How prepared are you for when the COVID-related financial support and other interim measures fall away?
With the impact of COVID, the Government laid down what was to become the Corporate Insolvency & Governance Act 2020 (CIGA) which became law in June 2020 and had retrospective effect to March 2020. CIGA was seen as a balancing act between the detrimental impact the severe restrictions would have for trading on one hand against shielding business from depleted cash flow on
In January, the House of Lords debated the continued restrictions on creditor enforcement imposed by CIGA. These restrictions were intended to expire on September 30 but were extended to December 31 and subsequently March 31, 2021. In general, the restrictions prevented the service of statutory demands or winding-up petitions, landlord enforcement and suspended wrongful trading provisions. As a result of these restrictions, the latest data suggests an unprecedented level of debt has accrued, including over £4.5bn in

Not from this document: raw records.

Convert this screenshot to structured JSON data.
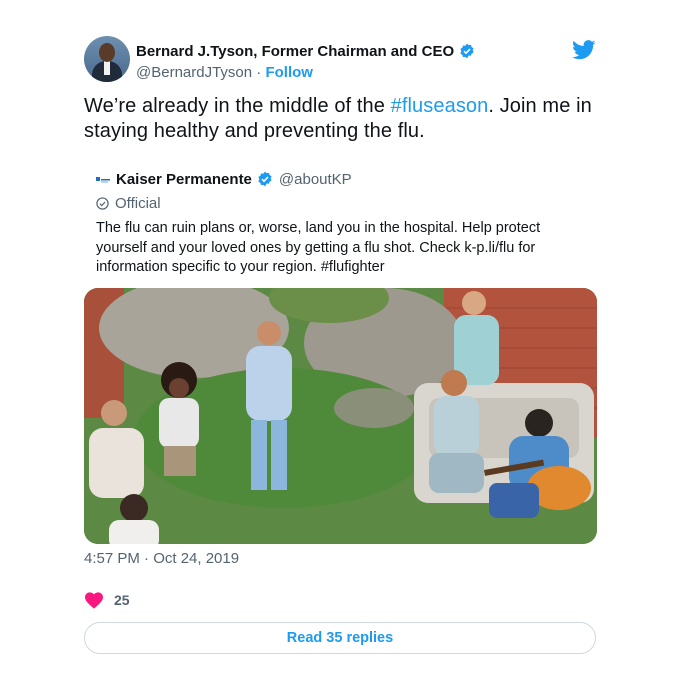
{
  "author": {
    "name": "Bernard J.Tyson, Former Chairman and CEO",
    "handle": "@BernardJTyson",
    "separator": "·",
    "follow_label": "Follow"
  },
  "tweet": {
    "text_before": "We’re already in the middle of the ",
    "hashtag": "#fluseason",
    "text_after": ". Join me in staying healthy and preventing the flu."
  },
  "quoted": {
    "name": "Kaiser Permanente",
    "handle": "@aboutKP",
    "label": "Official",
    "text": "The flu can ruin plans or, worse, land you in the hospital. Help protect yourself and your loved ones by getting a flu shot. Check k-p.li/flu for information specific to your region. #flufighter"
  },
  "timestamp": "4:57 PM · Oct 24, 2019",
  "likes": {
    "count": "25"
  },
  "replies_button": "Read 35 replies",
  "colors": {
    "accent": "#1d9bf0",
    "heart": "#f91880",
    "text": "#0f1419",
    "muted": "#536471"
  },
  "icons": [
    "verified-badge-icon",
    "twitter-bird-icon",
    "kp-logo-icon",
    "official-check-icon",
    "heart-icon"
  ]
}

Furthermore, there is an estimated £70bn of Government-backed lending, together with deferred tax liabilities, which is most likely going to make HM Revenue & Customs a major creditor in most insolvencies, resulting in them having significant influence on the destiny of businesses. This influence is made all the greater following the upgrading of HMRC to secondary preferential status when formal insolvency
So, what is the good news? Well, the Government have announced an easing of bounce back loan repayments in an effort to ease cash-flow demands. In addition, recognising the resulting position of HMRC and the detrimental effect COVID has caused generally, the House of Lords have stressed HMRC need to be co-operative and engaging with a supportive approach on proposed COVID-affected corporate restructuring. Clearly, time will tell on this recommendation and I would say this commercial understanding needs to be wider by including landlords and credit controllers who are all seeking recoveries.
I asked in the title whether we are heading towards an economic cliff. Personally, I would suggest ‘normal’ (whatever that is) will not occur overnight. So, rather than a cliff as COVID restrictions ease off, maybe the economy will experience a
Whatever the outcome, businesses need to be proactive. Review your cash flow and look at ways of reducing overheads, particularly while your turnover gradually starts to return to pre-COVID levels. You should engage with your creditors and, for those who are owed money, a commercial understanding is going to be the order of the day. If all else fails, the advice has to be to seek early advice. It is no coincidence those who do seek early advice find they have more options available then those who leave it until the last minute.
As a Scout will say, Be Prepared.
Should you have an insolvency-related issue then contact me at PBC Business Recovery & Insolvency on 01604 212150 (Northampton office) or 01234 834886 (Bedford office). Alternatively, send an email to email@example.com or access our website at www.pbcbusinessrecovery.co.uk